The Ivy Portfolio spreadsheet tracks the 5 and 10 ETF Portfolios listed in Faber’s book. When a security is trading below its 10 month simple moving average, the position is listed as “Cash”. When the security is trading above its 10 month simple moving average the positions is listed as “Invested”.

The spreadsheet’s signals update once daily (typically in the late evening) using dividend/split adjusted closing price from Yahoo Finance. The 10 month simple moving average is based on the most recent 10 months including the current month’s most recent daily closing price.  Even though the signals update daily, it is not an endorsement to check signals daily. It simply gives the spreadsheet more versatility for users to check at his or her leisure.

The page also displays the percentage each ETF within the Ivy 10 and Ivy 5 Portfolio is above or below the current 10 month simple moving average, using both adjusted and unadjusted data.

If an ETF has paid a dividend or split within the past 10 months, then when comparing the adjusted/unadjusted data you will see differences in the percent an ETF is above/below the 10 month SMA. This could also potentially impact whether an ETF is above or below its 10 month SMA. Regardless of whether you prefer the adjusted or unadjusted data, it is important to remain consistent in your approach.

Top 50 Trending Stocks

The current signals based on April 30th closing prices are below. As with last month, real estate and US equities continue to show strength while commodities are lagging.

The first table is based on adjusted historical data and the second table is based on unadjusted price data:

ivyadjusted ivy unadjusted

As an added bonus I created a “Commission-Free” Ivy Portfolio spreadsheet. This document tracks the 10 month moving averages forfour (up from three last month!) different portfolios designed for TD Ameritrade, Fidelity Charles Schwab, and Vanguard commission-free ETF offers.

Not all ETFs in each portfolio are commission free, as each broker limits the selection of commission-free ETFs and viable ETFs may not exist in each asset class. Other restrictions and limitations may apply depending on each broker.

Below are the 10 month moving average signals for the commission-free portfolios:

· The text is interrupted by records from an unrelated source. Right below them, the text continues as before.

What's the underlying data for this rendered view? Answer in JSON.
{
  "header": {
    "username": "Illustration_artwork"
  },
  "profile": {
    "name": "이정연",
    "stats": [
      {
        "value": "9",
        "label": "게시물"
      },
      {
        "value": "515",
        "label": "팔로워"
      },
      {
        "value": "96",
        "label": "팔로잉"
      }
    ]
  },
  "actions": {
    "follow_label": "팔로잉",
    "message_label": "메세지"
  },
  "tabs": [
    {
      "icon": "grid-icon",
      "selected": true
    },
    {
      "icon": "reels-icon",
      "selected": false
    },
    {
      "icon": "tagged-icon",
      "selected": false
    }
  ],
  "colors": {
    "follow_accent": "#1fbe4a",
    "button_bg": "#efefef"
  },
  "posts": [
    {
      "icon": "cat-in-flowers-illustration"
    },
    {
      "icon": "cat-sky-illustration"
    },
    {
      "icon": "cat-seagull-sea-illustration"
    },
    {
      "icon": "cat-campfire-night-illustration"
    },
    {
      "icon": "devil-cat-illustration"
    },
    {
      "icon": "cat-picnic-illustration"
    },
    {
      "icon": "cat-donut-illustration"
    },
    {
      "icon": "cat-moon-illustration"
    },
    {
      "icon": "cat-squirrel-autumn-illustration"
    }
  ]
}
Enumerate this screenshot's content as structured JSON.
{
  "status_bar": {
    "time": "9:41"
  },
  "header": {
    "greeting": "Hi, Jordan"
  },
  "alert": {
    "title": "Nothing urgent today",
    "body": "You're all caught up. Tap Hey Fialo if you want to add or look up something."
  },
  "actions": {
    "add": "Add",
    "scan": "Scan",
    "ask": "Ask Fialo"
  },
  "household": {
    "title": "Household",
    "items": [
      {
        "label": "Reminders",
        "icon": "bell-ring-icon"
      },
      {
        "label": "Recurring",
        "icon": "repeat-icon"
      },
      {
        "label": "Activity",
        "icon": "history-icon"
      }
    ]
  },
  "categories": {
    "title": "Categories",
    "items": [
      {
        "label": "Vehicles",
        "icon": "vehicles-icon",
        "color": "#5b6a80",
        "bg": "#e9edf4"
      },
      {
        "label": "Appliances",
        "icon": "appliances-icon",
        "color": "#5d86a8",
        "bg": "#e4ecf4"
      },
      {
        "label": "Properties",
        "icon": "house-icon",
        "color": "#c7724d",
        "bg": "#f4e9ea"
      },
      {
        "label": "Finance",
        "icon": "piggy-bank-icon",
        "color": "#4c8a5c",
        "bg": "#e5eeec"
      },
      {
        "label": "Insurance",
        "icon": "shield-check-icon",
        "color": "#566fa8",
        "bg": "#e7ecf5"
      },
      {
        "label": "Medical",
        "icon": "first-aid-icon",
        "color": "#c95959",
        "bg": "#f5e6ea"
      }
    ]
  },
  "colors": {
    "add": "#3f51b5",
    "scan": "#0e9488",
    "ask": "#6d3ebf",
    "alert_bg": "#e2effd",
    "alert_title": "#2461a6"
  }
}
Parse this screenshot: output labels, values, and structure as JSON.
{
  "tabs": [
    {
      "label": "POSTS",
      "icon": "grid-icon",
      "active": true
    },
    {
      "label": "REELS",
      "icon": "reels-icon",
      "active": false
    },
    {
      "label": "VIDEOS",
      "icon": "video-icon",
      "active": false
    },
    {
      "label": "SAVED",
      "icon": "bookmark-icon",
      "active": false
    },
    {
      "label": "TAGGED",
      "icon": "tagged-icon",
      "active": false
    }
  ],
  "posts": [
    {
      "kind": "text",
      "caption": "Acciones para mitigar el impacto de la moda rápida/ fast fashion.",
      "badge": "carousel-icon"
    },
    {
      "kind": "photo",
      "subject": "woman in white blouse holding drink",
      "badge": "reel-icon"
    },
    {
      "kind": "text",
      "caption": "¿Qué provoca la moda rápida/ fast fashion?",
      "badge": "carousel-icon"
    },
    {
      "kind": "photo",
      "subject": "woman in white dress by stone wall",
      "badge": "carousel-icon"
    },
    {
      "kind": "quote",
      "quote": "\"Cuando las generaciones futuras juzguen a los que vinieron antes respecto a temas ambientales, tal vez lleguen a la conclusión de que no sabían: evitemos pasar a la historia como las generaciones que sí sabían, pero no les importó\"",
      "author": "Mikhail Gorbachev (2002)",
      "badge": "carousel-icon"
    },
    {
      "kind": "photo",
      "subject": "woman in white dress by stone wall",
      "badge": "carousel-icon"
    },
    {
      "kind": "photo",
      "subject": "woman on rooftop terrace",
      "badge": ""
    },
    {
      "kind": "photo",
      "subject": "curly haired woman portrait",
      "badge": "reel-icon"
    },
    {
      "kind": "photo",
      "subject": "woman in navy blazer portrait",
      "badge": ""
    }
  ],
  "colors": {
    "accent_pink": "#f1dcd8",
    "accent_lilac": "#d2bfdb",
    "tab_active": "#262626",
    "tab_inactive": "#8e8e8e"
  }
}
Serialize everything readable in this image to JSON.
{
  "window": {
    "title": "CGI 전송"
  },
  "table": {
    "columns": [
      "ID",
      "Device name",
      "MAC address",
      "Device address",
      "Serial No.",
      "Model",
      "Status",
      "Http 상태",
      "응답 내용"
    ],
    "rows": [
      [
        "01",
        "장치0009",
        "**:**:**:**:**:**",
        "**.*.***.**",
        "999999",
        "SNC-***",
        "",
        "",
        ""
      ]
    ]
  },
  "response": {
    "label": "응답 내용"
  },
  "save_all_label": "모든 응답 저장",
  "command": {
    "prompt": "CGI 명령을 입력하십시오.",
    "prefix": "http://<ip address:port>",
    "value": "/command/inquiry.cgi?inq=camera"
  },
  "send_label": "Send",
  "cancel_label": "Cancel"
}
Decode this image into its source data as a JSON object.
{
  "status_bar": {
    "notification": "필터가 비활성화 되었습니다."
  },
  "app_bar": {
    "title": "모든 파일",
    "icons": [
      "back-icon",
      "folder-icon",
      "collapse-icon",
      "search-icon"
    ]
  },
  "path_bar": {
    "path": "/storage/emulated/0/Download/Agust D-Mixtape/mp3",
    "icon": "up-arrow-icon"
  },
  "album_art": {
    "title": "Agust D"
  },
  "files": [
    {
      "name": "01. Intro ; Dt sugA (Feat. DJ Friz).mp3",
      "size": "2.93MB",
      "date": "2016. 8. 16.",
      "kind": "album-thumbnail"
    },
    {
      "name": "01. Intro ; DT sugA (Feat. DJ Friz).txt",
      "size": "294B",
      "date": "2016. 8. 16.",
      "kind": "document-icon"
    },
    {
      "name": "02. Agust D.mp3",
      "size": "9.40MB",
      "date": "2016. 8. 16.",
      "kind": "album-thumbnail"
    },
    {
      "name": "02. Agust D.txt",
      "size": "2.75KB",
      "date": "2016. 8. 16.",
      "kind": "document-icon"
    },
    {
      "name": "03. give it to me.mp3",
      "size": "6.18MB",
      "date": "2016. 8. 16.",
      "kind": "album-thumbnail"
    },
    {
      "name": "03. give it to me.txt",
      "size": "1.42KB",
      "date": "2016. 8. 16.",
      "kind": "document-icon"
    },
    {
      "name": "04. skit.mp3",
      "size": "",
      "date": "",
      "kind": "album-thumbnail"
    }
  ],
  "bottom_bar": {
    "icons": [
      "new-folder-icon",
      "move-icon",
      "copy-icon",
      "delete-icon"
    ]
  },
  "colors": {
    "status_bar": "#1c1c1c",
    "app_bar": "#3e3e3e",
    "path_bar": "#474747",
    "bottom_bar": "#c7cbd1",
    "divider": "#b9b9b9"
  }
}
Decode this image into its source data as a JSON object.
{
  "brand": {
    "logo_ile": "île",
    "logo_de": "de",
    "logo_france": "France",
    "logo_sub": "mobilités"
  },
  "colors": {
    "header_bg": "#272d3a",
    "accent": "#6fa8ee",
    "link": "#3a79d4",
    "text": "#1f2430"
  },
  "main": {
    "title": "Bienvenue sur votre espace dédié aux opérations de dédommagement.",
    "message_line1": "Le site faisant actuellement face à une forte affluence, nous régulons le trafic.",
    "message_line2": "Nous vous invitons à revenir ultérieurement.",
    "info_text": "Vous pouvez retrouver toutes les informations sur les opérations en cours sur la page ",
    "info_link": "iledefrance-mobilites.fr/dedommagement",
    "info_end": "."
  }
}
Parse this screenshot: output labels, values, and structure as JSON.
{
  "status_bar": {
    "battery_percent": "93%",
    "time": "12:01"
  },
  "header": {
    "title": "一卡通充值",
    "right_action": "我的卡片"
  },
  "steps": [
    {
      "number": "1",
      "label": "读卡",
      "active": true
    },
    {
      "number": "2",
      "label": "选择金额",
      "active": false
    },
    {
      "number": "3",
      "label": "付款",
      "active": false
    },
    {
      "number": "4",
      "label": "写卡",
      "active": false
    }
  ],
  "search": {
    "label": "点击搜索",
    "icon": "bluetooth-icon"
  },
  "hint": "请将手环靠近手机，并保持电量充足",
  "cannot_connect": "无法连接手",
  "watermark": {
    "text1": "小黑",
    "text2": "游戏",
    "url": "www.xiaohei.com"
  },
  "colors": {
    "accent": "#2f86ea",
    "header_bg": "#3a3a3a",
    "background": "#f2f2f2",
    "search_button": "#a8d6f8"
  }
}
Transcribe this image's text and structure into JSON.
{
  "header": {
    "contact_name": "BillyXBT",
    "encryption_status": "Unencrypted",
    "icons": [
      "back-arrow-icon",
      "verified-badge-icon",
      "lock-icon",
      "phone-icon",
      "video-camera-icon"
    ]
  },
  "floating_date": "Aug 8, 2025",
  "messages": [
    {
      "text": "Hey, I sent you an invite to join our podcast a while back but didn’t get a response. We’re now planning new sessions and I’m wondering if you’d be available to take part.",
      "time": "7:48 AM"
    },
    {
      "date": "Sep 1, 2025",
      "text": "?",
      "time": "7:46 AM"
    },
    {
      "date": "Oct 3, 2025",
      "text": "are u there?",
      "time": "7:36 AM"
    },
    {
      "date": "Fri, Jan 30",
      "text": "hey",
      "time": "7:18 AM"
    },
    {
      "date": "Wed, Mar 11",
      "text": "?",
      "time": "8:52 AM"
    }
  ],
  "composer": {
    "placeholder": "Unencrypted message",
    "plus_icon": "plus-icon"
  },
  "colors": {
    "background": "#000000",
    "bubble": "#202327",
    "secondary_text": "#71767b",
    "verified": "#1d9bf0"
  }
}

commissionfree1 commissionfree2

If you enjoy these tools, please consider making a donation on the home page of Scott’s Investments using the Paypal link in the upper-right corner!